CoinDash was scheduled to begin its much hyped ICO today. This author had been in the process of reviewing it for CCN’s sister site, Hacked, when we learned that there was a hack. Thus, we can’t properly review the ICO as of yet. Nevertheless, some people did send Ether to the wrong address.
The author was somehow privy to a preview of the platform, or something:
In a statement, CoinDash wrote in three languages:
It is unfortunate for us to announce that we have suffered a hacking attack during our Token Sale event. During the attack $7 Million were stolen by a currently unknown perpetrator. The CoinDash Token Sale secured $6.4 Million from our early contributors and whitelist participants and we are grateful for your support and contribution. […] The CoinDash vision, product and team will continue to live on. We will be fast to recover and we will create the future of trading. […] Reminder: We are still under attack. Please do not send any ETH to any address, as the Token Sale has been terminated.

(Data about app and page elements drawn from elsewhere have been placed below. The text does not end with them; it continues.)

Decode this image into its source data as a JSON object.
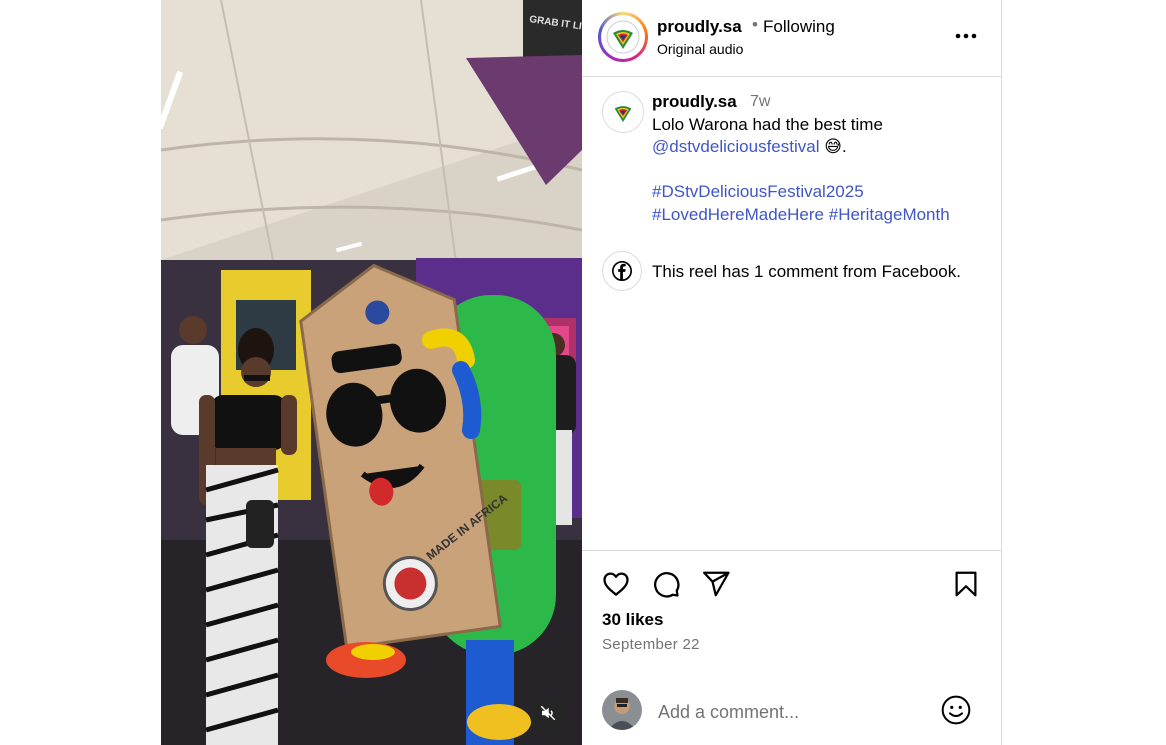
{
  "post": {
    "username": "proudly.sa",
    "separator": "•",
    "follow_state": "Following",
    "audio": "Original audio",
    "caption_user": "proudly.sa",
    "caption_time": "7w",
    "caption_line1": "Lolo Warona had the best time",
    "caption_mention": "@dstvdeliciousfestival",
    "caption_mention_suffix": " 😅.",
    "hashtag1": "#DStvDeliciousFestival2025",
    "hashtag2": "#LovedHereMadeHere",
    "hashtag3": "#HeritageMonth",
    "facebook_note": "This reel has 1 comment from Facebook.",
    "likes": "30 likes",
    "date": "September 22"
  },
  "comment": {
    "placeholder": "Add a comment..."
  },
  "media": {
    "sign_text": "GRAB IT LIKE IT'S LOCAL.",
    "badge_text": "MADE IN AFRICA"
  },
  "colors": {
    "link": "#3f56c8",
    "border": "#dbdbdb",
    "muted": "#737373"
  },
  "icons": [
    "more-options-icon",
    "facebook-icon",
    "heart-icon",
    "comment-icon",
    "share-icon",
    "bookmark-icon",
    "emoji-icon",
    "muted-speaker-icon"
  ]
}
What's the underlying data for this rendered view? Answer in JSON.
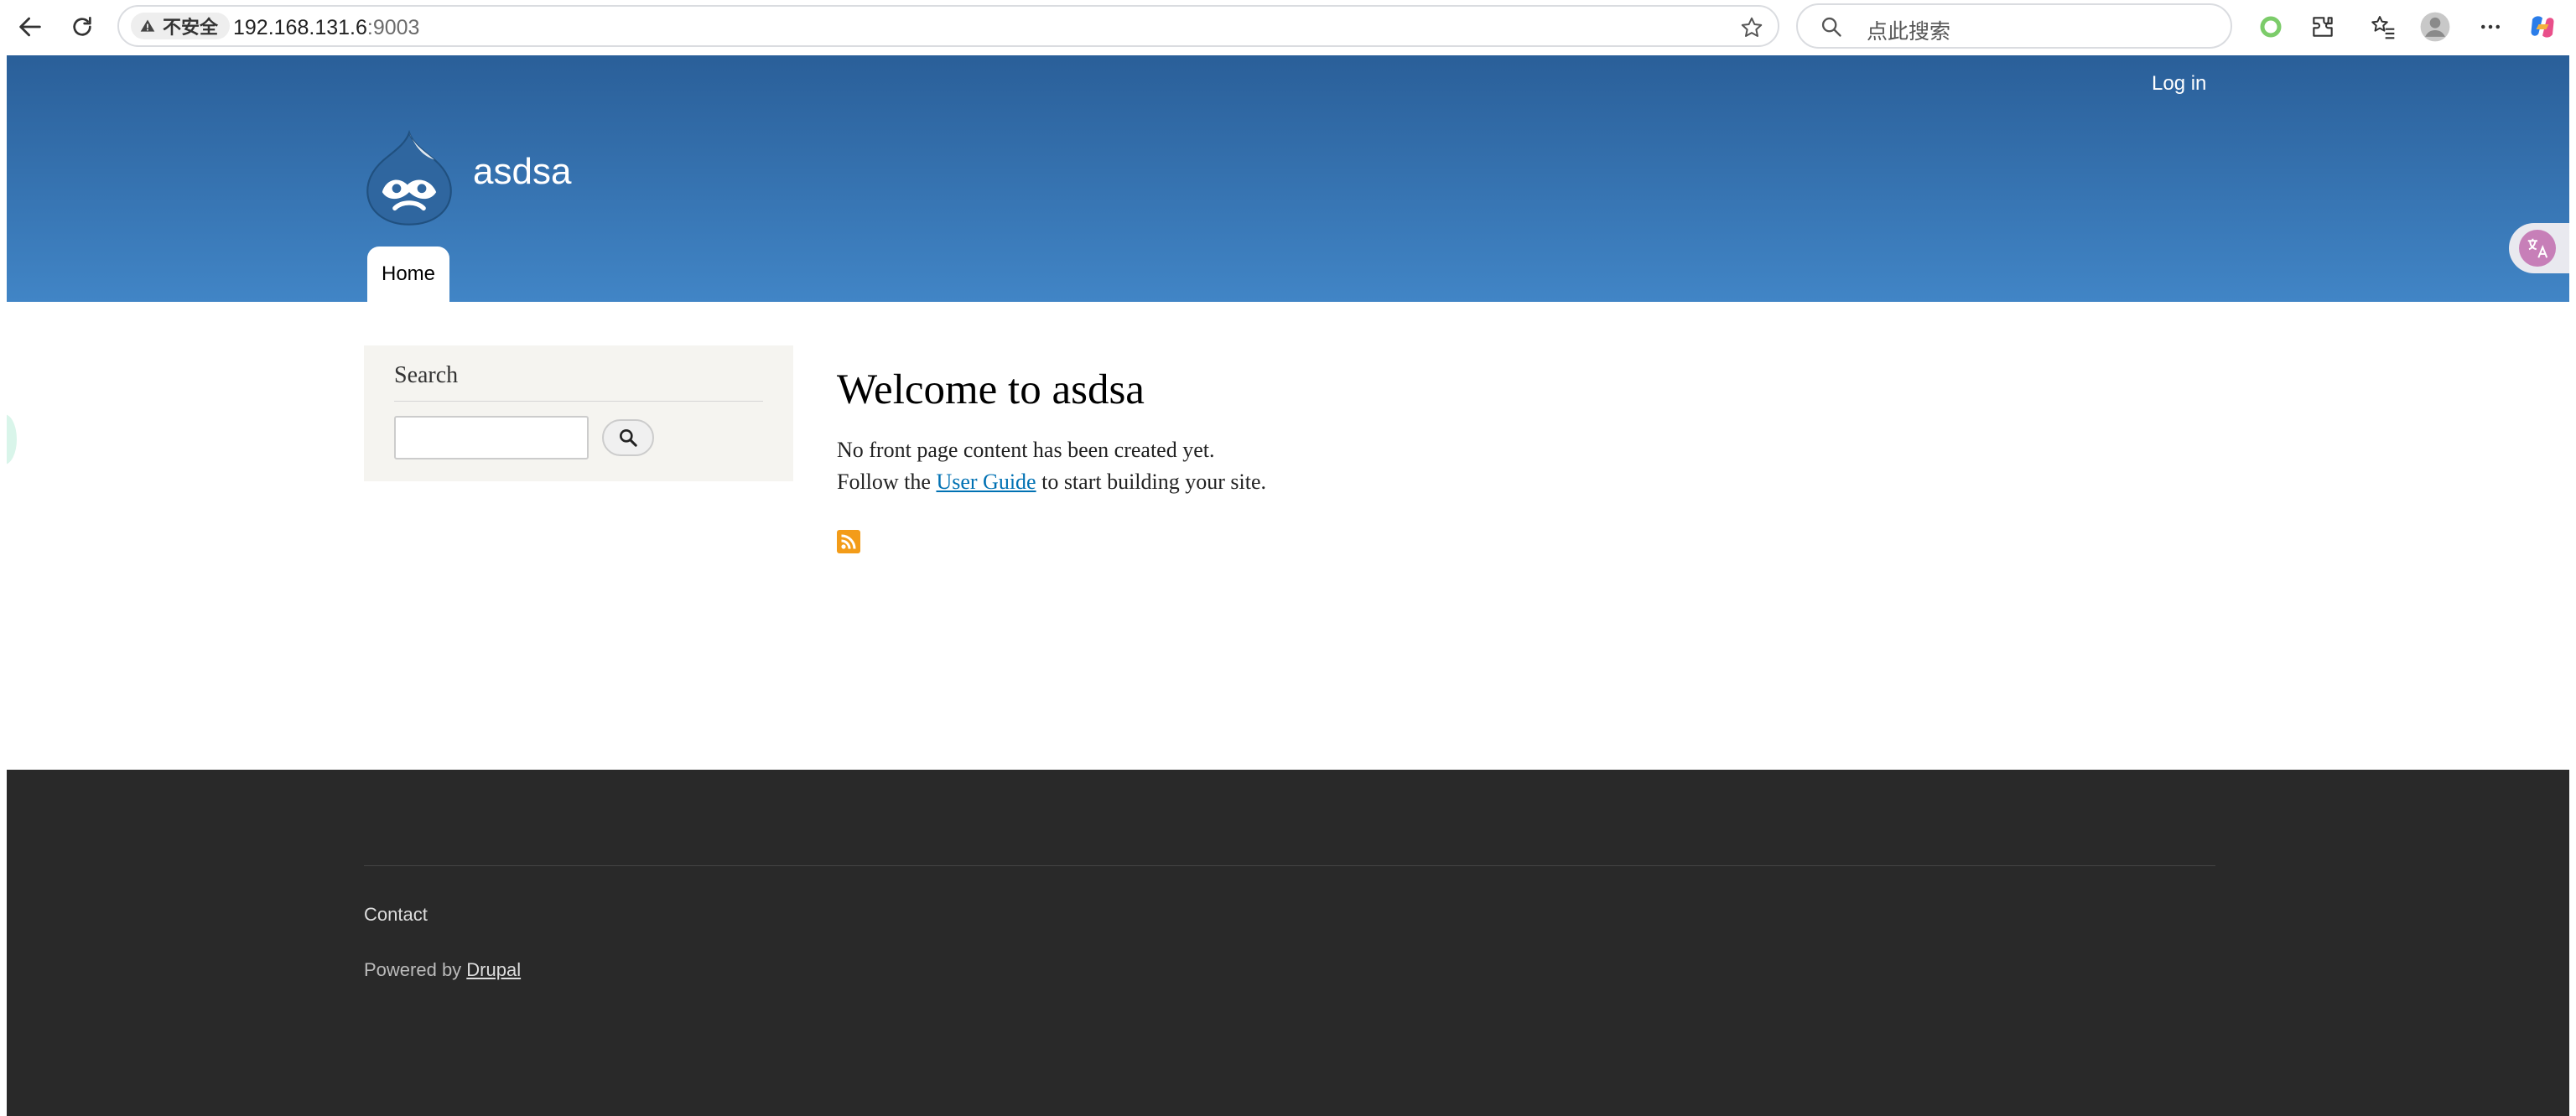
{
  "browser": {
    "security_label": "不安全",
    "url_host": "192.168.131.6",
    "url_port": ":9003",
    "search_placeholder": "点此搜索"
  },
  "header": {
    "login_label": "Log in",
    "site_name": "asdsa",
    "nav_home": "Home",
    "colors": {
      "gradient_top": "#2a5f99",
      "gradient_bottom": "#4185c6"
    }
  },
  "sidebar": {
    "search_title": "Search",
    "search_input_value": ""
  },
  "main": {
    "title": "Welcome to asdsa",
    "line1": "No front page content has been created yet.",
    "line2_prefix": "Follow the ",
    "line2_link": "User Guide",
    "line2_suffix": " to start building your site."
  },
  "footer": {
    "contact_label": "Contact",
    "powered_prefix": "Powered by ",
    "powered_link": "Drupal"
  },
  "icons": [
    "back-icon",
    "reload-icon",
    "warning-icon",
    "star-icon",
    "search-icon",
    "extension-icon",
    "favorites-icon",
    "profile-icon",
    "more-icon",
    "copilot-icon",
    "drupal-logo",
    "translate-icon",
    "rss-icon"
  ]
}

More and more ICOs have experienced scams and attacks as people have realized that newcomers to crypto may soon be parted with any amount of Ethereum. People have sent to the wrong address in association with several ICOs, and although the start-ups behind the ICOs are not responsible themselves, others may hold them so. This is the nature of business in the cryptocurrency space.
Then, even worse, there are some ICOs which are actually scams in and of themselves, like the recent Eros.vision, which promised to make prostitution impossible for the feds to stop – and also promised to make a “pimp” out of every token holder, both provider and buyer. Which is ridiculous, but is how the law would have interpreted it for the token holders. Such a platform may be useful in jurisdictions where prostitution is already legal, but given that the two who launched it said they were in Silicon Valley, it seems more likely a scam than anything else.
The nature of the quick funding of ICOs has no doubt been attractive to scammers, seeing it as an opportunity garner quick, lucrative sums out of unwitting, would-be investors. One tactic that is adopted is hijacking e-mail addresses and then telling people that if they want in on an early sale, they should send coin to this address. It later turns out it’s not official at all, and in most cases, it has been successful. This is among other methods – in the case of CoinDash, today, their entire site was hacked.
Hopefully, the community will do better about policing itself moving forward.